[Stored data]
------------------------------------------------------------
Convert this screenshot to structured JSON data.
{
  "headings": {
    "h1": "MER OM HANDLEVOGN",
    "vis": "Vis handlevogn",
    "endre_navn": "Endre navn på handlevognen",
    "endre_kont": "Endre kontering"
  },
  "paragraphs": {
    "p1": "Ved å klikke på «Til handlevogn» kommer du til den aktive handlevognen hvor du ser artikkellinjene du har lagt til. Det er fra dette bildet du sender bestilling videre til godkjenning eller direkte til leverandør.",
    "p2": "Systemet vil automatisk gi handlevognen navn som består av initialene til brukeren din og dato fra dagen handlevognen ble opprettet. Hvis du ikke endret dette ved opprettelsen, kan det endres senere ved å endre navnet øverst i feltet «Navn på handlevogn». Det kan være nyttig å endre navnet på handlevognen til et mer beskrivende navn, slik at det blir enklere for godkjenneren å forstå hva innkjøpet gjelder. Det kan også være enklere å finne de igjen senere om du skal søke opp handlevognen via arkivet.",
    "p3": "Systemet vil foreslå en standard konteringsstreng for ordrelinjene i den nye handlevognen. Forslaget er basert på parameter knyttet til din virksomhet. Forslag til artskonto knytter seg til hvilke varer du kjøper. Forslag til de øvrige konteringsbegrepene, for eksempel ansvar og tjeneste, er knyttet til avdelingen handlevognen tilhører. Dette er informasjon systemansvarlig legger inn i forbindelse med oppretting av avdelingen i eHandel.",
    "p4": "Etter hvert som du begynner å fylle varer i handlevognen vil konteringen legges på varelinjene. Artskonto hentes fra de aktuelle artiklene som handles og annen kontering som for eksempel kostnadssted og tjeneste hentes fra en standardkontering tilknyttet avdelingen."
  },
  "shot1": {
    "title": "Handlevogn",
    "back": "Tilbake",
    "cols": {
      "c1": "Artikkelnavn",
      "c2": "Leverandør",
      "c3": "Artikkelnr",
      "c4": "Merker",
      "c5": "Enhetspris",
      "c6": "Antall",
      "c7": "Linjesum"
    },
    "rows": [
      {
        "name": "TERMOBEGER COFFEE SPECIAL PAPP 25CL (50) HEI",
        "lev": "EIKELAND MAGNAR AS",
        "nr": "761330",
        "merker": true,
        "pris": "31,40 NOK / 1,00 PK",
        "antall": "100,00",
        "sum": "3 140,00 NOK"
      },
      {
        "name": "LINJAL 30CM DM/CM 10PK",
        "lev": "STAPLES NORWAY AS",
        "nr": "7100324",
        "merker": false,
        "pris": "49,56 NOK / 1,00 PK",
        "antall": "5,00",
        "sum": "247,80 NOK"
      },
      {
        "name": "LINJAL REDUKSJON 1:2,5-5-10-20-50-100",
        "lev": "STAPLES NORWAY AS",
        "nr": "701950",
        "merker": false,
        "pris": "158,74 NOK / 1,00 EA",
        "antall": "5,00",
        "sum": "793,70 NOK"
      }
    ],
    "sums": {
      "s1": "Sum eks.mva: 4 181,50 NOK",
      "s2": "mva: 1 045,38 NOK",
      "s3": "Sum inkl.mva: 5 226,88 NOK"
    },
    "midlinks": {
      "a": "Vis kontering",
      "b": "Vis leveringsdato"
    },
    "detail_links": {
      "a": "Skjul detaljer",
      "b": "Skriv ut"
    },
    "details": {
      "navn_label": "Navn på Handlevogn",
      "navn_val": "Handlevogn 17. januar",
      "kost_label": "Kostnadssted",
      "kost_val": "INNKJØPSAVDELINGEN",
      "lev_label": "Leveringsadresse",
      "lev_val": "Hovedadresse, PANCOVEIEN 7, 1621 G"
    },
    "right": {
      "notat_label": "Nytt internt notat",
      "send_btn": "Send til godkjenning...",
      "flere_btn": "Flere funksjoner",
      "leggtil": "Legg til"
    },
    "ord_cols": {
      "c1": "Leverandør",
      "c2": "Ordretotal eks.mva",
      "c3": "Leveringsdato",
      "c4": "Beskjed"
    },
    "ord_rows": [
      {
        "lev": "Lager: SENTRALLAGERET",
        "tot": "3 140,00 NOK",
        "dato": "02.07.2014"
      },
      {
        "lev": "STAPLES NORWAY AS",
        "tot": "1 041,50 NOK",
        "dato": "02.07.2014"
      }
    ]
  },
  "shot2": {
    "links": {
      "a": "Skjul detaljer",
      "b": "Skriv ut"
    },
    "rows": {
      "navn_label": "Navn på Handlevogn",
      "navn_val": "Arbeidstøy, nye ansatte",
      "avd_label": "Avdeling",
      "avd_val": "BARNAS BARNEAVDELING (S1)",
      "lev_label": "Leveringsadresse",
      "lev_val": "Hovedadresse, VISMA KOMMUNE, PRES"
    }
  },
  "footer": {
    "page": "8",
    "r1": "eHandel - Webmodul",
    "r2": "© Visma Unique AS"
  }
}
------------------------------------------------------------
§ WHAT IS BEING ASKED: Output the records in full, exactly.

§ FINISHED TASK:
Convert this screenshot to structured JSON data.
{
  "headings": {
    "h1": "MER OM HANDLEVOGN",
    "vis": "Vis handlevogn",
    "endre_navn": "Endre navn på handlevognen",
    "endre_kont": "Endre kontering"
  },
  "paragraphs": {
    "p1": "Ved å klikke på «Til handlevogn» kommer du til den aktive handlevognen hvor du ser artikkellinjene du har lagt til. Det er fra dette bildet du sender bestilling videre til godkjenning eller direkte til leverandør.",
    "p2": "Systemet vil automatisk gi handlevognen navn som består av initialene til brukeren din og dato fra dagen handlevognen ble opprettet. Hvis du ikke endret dette ved opprettelsen, kan det endres senere ved å endre navnet øverst i feltet «Navn på handlevogn». Det kan være nyttig å endre navnet på handlevognen til et mer beskrivende navn, slik at det blir enklere for godkjenneren å forstå hva innkjøpet gjelder. Det kan også være enklere å finne de igjen senere om du skal søke opp handlevognen via arkivet.",
    "p3": "Systemet vil foreslå en standard konteringsstreng for ordrelinjene i den nye handlevognen. Forslaget er basert på parameter knyttet til din virksomhet. Forslag til artskonto knytter seg til hvilke varer du kjøper. Forslag til de øvrige konteringsbegrepene, for eksempel ansvar og tjeneste, er knyttet til avdelingen handlevognen tilhører. Dette er informasjon systemansvarlig legger inn i forbindelse med oppretting av avdelingen i eHandel.",
    "p4": "Etter hvert som du begynner å fylle varer i handlevognen vil konteringen legges på varelinjene. Artskonto hentes fra de aktuelle artiklene som handles og annen kontering som for eksempel kostnadssted og tjeneste hentes fra en standardkontering tilknyttet avdelingen."
  },
  "shot1": {
    "title": "Handlevogn",
    "back": "Tilbake",
    "cols": {
      "c1": "Artikkelnavn",
      "c2": "Leverandør",
      "c3": "Artikkelnr",
      "c4": "Merker",
      "c5": "Enhetspris",
      "c6": "Antall",
      "c7": "Linjesum"
    },
    "rows": [
      {
        "name": "TERMOBEGER COFFEE SPECIAL PAPP 25CL (50) HEI",
        "lev": "EIKELAND MAGNAR AS",
        "nr": "761330",
        "merker": true,
        "pris": "31,40 NOK / 1,00 PK",
        "antall": "100,00",
        "sum": "3 140,00 NOK"
      },
      {
        "name": "LINJAL 30CM DM/CM 10PK",
        "lev": "STAPLES NORWAY AS",
        "nr": "7100324",
        "merker": false,
        "pris": "49,56 NOK / 1,00 PK",
        "antall": "5,00",
        "sum": "247,80 NOK"
      },
      {
        "name": "LINJAL REDUKSJON 1:2,5-5-10-20-50-100",
        "lev": "STAPLES NORWAY AS",
        "nr": "701950",
        "merker": false,
        "pris": "158,74 NOK / 1,00 EA",
        "antall": "5,00",
        "sum": "793,70 NOK"
      }
    ],
    "sums": {
      "s1": "Sum eks.mva: 4 181,50 NOK",
      "s2": "mva: 1 045,38 NOK",
      "s3": "Sum inkl.mva: 5 226,88 NOK"
    },
    "midlinks": {
      "a": "Vis kontering",
      "b": "Vis leveringsdato"
    },
    "detail_links": {
      "a": "Skjul detaljer",
      "b": "Skriv ut"
    },
    "details": {
      "navn_label": "Navn på Handlevogn",
      "navn_val": "Handlevogn 17. januar",
      "kost_label": "Kostnadssted",
      "kost_val": "INNKJØPSAVDELINGEN",
      "lev_label": "Leveringsadresse",
      "lev_val": "Hovedadresse, PANCOVEIEN 7, 1621 G"
    },
    "right": {
      "notat_label": "Nytt internt notat",
      "send_btn": "Send til godkjenning...",
      "flere_btn": "Flere funksjoner",
      "leggtil": "Legg til"
    },
    "ord_cols": {
      "c1": "Leverandør",
      "c2": "Ordretotal eks.mva",
      "c3": "Leveringsdato",
      "c4": "Beskjed"
    },
    "ord_rows": [
      {
        "lev": "Lager: SENTRALLAGERET",
        "tot": "3 140,00 NOK",
        "dato": "02.07.2014"
      },
      {
        "lev": "STAPLES NORWAY AS",
        "tot": "1 041,50 NOK",
        "dato": "02.07.2014"
      }
    ]
  },
  "shot2": {
    "links": {
      "a": "Skjul detaljer",
      "b": "Skriv ut"
    },
    "rows": {
      "navn_label": "Navn på Handlevogn",
      "navn_val": "Arbeidstøy, nye ansatte",
      "avd_label": "Avdeling",
      "avd_val": "BARNAS BARNEAVDELING (S1)",
      "lev_label": "Leveringsadresse",
      "lev_val": "Hovedadresse, VISMA KOMMUNE, PRES"
    }
  },
  "footer": {
    "page": "8",
    "r1": "eHandel - Webmodul",
    "r2": "© Visma Unique AS"
  }
}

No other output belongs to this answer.